More than anything that lack of understandability turns me off from Opera.
A simple 5 act play, like this one, an hour in length, is easy to grasp, but those long ones, with the actors on stage doing the singing?
I'm lost. ;-D
The singers, solo, and choral, were fine, don't get me wrong, their voices beautiful to the ear, and their emotions converying that of the scenes they sung, but I only understood the baritone, and that only a few, clear, times.
Once you understand the plot, and the dialog, the dancers interpretations of the scenes are understandable, and entertaining, hitting all the emotional marks, and even displaying humor, intentional, and otherwise, in spots.
Scene 5 is at the Palace and it is here that the tragedy begins to play out.
Aeneas trys to explain himself, and offers to stay, ignoring the Will of the Gods.
Dido is appalled! Hypocrite!
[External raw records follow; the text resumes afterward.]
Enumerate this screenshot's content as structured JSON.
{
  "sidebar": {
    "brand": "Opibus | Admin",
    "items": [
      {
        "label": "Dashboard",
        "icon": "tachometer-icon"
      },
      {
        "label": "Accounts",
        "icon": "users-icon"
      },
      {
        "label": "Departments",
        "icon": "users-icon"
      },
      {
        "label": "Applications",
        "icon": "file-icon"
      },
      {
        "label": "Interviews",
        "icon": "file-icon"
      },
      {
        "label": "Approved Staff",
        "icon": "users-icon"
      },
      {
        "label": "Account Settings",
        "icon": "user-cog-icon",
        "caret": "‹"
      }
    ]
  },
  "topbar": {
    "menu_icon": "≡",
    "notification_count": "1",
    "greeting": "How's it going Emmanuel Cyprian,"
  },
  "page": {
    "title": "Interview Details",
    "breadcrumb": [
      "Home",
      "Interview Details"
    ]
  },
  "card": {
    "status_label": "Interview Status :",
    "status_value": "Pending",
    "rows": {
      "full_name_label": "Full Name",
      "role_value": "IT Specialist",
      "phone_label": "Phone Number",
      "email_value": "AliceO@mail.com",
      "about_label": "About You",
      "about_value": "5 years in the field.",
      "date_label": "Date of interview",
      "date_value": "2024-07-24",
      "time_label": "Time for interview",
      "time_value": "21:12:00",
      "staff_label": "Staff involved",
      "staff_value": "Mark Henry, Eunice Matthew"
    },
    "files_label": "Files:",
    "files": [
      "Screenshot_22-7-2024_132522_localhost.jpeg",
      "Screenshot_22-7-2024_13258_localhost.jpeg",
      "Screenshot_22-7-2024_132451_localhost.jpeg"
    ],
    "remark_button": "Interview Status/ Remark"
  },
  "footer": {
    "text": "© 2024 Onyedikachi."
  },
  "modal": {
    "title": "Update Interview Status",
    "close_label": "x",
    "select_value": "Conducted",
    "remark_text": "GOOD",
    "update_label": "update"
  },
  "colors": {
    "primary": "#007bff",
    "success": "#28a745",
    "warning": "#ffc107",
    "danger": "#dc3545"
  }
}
Go! Hie thee to Rome, and don't you give me any guff about it!
The poor woman then contemplates how death is inevitable, and dies.
So sad. :..(
When the lights went up the audience began to clap, and slowly some then, almost everyone stood, many cheering, as the cast took its bows, some letting loose with a BRAVO!
A young boy, and his parents were making their way up the aisle, and I asked him, "So, young man, you planning to be a ballet dancer when you grow up?";-D
He smiles, and his parents laugh because it turns out that one of the major performers, I forget who, is a relative, and they were there to lend their support.
If you can't attend a live performance there is good news!
There is a 1995 performance, on film, by the Mark Morris Dance Group with Morris as Dido and the Sorceress, and Mezzo-soprano Jennifer Lane singing both roles, that is very highly regarded. ;-D
Either way...it is a performace worth the effort to seek out.